Throughout the twentieth century, possibilities for women's active involvement in philanthropy expanded for a number of reasons: the award of political citizenship for women; rapid economic growth after World War Two; shifts in population size and composition with a surge in the migrant population; the development of the formal philanthropic foundation; and the social upheaval of the 1960s and 70s, particularly the expansion of education and the rise of second wave feminism. With access to employment and the freedom to earn their own money, the social and financial position of women was being completely reshaped. From the 1970s onward, a number of philanthropic foundations took the lead in pushing for social change, and many of them were driven by women. Jill Reichstein overturned the all-male board of the Lance Reichstein Foundation and her work encouraged other women to come forward. At the Myer Foundation, Meriel Wilmot launched the Aborigines in Australian Society project, investigating the effects of government policy upon the Indigenous population. Pat Feilman led the Potter Foundation's Farmland Project, introducing sustainable farming practices to rural Australia. At the helm of her parents' philanthropic foundation, established with a sunset clause, Sarah Stegley joined forces with Jill Reichstein in the push for social change and funded disadvantaged youth, the aged, the disabled, and Aboriginal communities. In 1985 the Victorian Women's Trust was established with the collaboration of women politicians, philanthropists and community workers: a trust run by women, for women. Today, Australian women sustain an outstanding presence at the highest levels of decision-making in the 'third sector' of the economy. The Women Donors Network has taken up the mantle of the former Women In Philanthropy group, and women are collaborating more effectively than ever. If one trend joins the philanthropy of nineteenth-century women to that of the twentieth and the twenty-first, irrespective of class, creed, or political orientation, it is the tendency for women to work in groups. They may be charitable organisations, they may have an agenda for political or social change, they may have formed around a common interest: the activism within women's philanthropy, where it exists, derives its strength from groups.

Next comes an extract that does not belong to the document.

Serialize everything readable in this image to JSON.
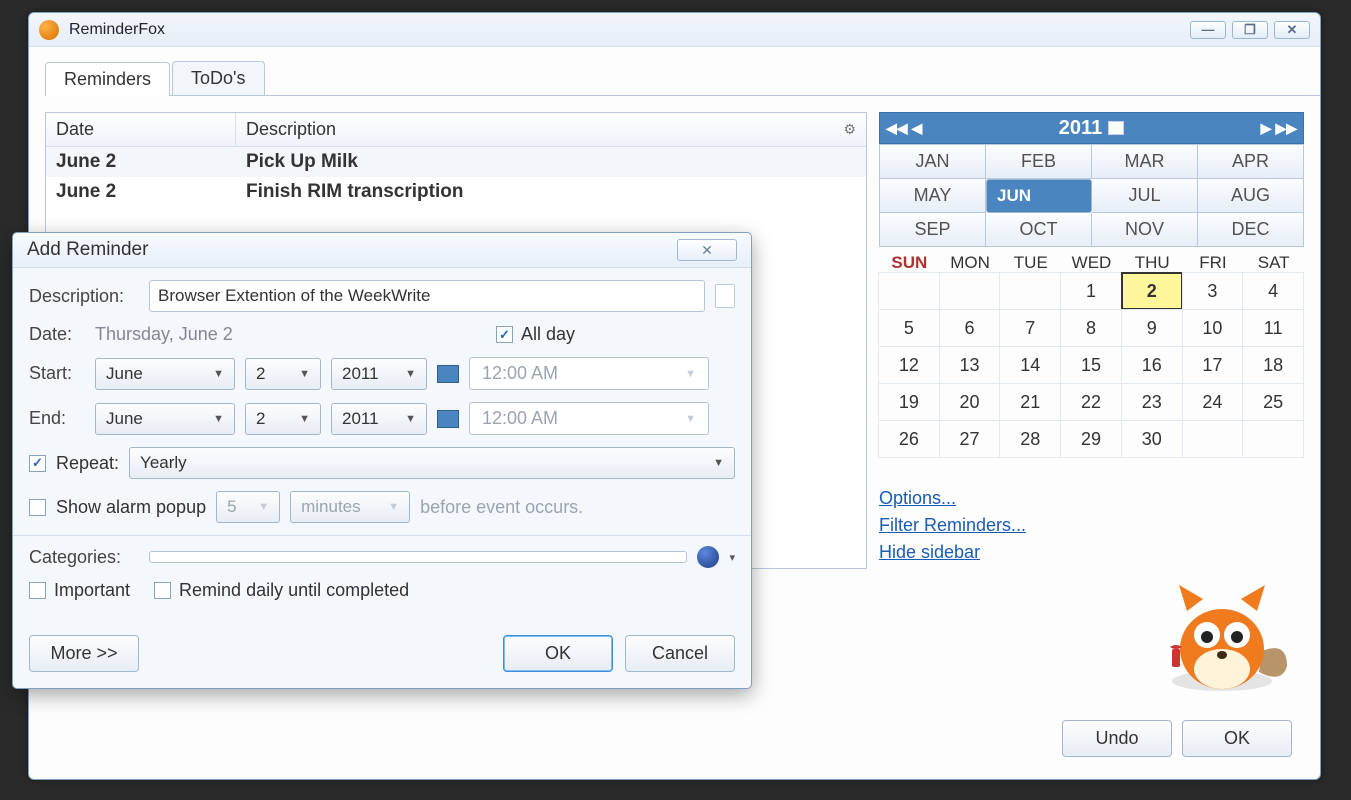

Of course, the philanthropy of many Australian women is still traditional in style - reliant upon old names and networks, long-established institutions, and well-worn cheque books - and this is just as well. Without it our galleries, hospitals, theatres and universities would founder. The important change overriding this continuity lies in the relationship between women and money. It is in the expansion of tradition; in the machinations of philanthropy; in the far greater number of independently wealthy women in Australia; and in the sense of ownership they attach to their wealth. Women may have less time for voluntary work today, but they are inclined to give generous financial support instead. Australia's most likely donor is female and middle-aged from the higher income and higher education brackets. Women donate in smaller amounts than do men, on average, but they donate more often.

The future looks bright for Australian women philanthropists. In late 2007, Trisha Broadbridge was interviewed for ABC radio. As a philanthropy manager with ANZ Trustees and founder of the Reach Broadbridge Fund, she noted the hesitance of some women to become involved in philanthropic funding, but remarked: 'I actually think that it's time for women to step into this arena and to step into many arenas and not be scared to make social change, and I think it's women that are going to do it... I think that women can be very powerful', she said, 'because women are always in groups... In groups women can make these changes.' Going by the work of the Victorian Women's Trust, the Sydney Women's Fund, the Angel Investment Network and the Women Donors Network among others, there can be little doubt that she is right.

[Reproduced from Australian Philanthropy, Issue 71, Summer 2008, with the kind permission of Philanthropy Australia]

Barbara Lemon